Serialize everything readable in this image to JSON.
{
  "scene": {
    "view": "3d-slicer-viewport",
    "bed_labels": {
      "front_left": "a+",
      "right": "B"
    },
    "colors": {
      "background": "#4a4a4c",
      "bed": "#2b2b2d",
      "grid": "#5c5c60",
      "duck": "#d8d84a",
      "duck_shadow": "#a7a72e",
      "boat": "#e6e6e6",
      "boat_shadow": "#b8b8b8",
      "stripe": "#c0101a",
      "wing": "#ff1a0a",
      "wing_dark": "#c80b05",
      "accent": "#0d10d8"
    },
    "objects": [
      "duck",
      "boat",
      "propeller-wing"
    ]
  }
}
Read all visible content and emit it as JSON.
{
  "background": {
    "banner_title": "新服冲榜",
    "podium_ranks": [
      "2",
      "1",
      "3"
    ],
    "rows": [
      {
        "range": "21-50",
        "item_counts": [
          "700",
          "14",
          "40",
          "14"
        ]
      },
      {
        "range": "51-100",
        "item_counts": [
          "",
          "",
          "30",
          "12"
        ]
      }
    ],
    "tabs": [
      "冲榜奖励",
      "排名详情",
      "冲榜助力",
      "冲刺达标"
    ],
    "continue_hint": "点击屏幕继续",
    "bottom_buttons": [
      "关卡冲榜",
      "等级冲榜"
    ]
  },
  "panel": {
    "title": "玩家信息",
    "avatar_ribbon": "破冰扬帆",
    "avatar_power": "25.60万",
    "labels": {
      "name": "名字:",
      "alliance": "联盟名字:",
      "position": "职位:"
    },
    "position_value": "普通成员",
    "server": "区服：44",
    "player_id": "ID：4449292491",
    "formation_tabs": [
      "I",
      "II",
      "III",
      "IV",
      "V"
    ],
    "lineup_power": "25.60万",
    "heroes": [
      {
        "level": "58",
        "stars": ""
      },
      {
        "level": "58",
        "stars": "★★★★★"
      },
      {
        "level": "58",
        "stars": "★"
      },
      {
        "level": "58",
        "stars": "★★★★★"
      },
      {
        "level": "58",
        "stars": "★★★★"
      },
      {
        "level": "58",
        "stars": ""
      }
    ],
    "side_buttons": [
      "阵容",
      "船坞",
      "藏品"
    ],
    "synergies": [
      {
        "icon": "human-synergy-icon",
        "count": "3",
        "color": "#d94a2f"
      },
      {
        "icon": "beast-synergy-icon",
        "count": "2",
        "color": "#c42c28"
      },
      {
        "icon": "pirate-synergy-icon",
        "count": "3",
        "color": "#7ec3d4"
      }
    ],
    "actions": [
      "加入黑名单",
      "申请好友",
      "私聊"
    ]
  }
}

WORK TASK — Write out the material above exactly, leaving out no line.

TASK RESPONSE —
Serialize everything readable in this image to JSON.
{
  "scene": {
    "view": "3d-slicer-viewport",
    "bed_labels": {
      "front_left": "a+",
      "right": "B"
    },
    "colors": {
      "background": "#4a4a4c",
      "bed": "#2b2b2d",
      "grid": "#5c5c60",
      "duck": "#d8d84a",
      "duck_shadow": "#a7a72e",
      "boat": "#e6e6e6",
      "boat_shadow": "#b8b8b8",
      "stripe": "#c0101a",
      "wing": "#ff1a0a",
      "wing_dark": "#c80b05",
      "accent": "#0d10d8"
    },
    "objects": [
      "duck",
      "boat",
      "propeller-wing"
    ]
  }
}
Read all visible content and emit it as JSON.
{
  "background": {
    "banner_title": "新服冲榜",
    "podium_ranks": [
      "2",
      "1",
      "3"
    ],
    "rows": [
      {
        "range": "21-50",
        "item_counts": [
          "700",
          "14",
          "40",
          "14"
        ]
      },
      {
        "range": "51-100",
        "item_counts": [
          "",
          "",
          "30",
          "12"
        ]
      }
    ],
    "tabs": [
      "冲榜奖励",
      "排名详情",
      "冲榜助力",
      "冲刺达标"
    ],
    "continue_hint": "点击屏幕继续",
    "bottom_buttons": [
      "关卡冲榜",
      "等级冲榜"
    ]
  },
  "panel": {
    "title": "玩家信息",
    "avatar_ribbon": "破冰扬帆",
    "avatar_power": "25.60万",
    "labels": {
      "name": "名字:",
      "alliance": "联盟名字:",
      "position": "职位:"
    },
    "position_value": "普通成员",
    "server": "区服：44",
    "player_id": "ID：4449292491",
    "formation_tabs": [
      "I",
      "II",
      "III",
      "IV",
      "V"
    ],
    "lineup_power": "25.60万",
    "heroes": [
      {
        "level": "58",
        "stars": ""
      },
      {
        "level": "58",
        "stars": "★★★★★"
      },
      {
        "level": "58",
        "stars": "★"
      },
      {
        "level": "58",
        "stars": "★★★★★"
      },
      {
        "level": "58",
        "stars": "★★★★"
      },
      {
        "level": "58",
        "stars": ""
      }
    ],
    "side_buttons": [
      "阵容",
      "船坞",
      "藏品"
    ],
    "synergies": [
      {
        "icon": "human-synergy-icon",
        "count": "3",
        "color": "#d94a2f"
      },
      {
        "icon": "beast-synergy-icon",
        "count": "2",
        "color": "#c42c28"
      },
      {
        "icon": "pirate-synergy-icon",
        "count": "3",
        "color": "#7ec3d4"
      }
    ],
    "actions": [
      "加入黑名单",
      "申请好友",
      "私聊"
    ]
  }
}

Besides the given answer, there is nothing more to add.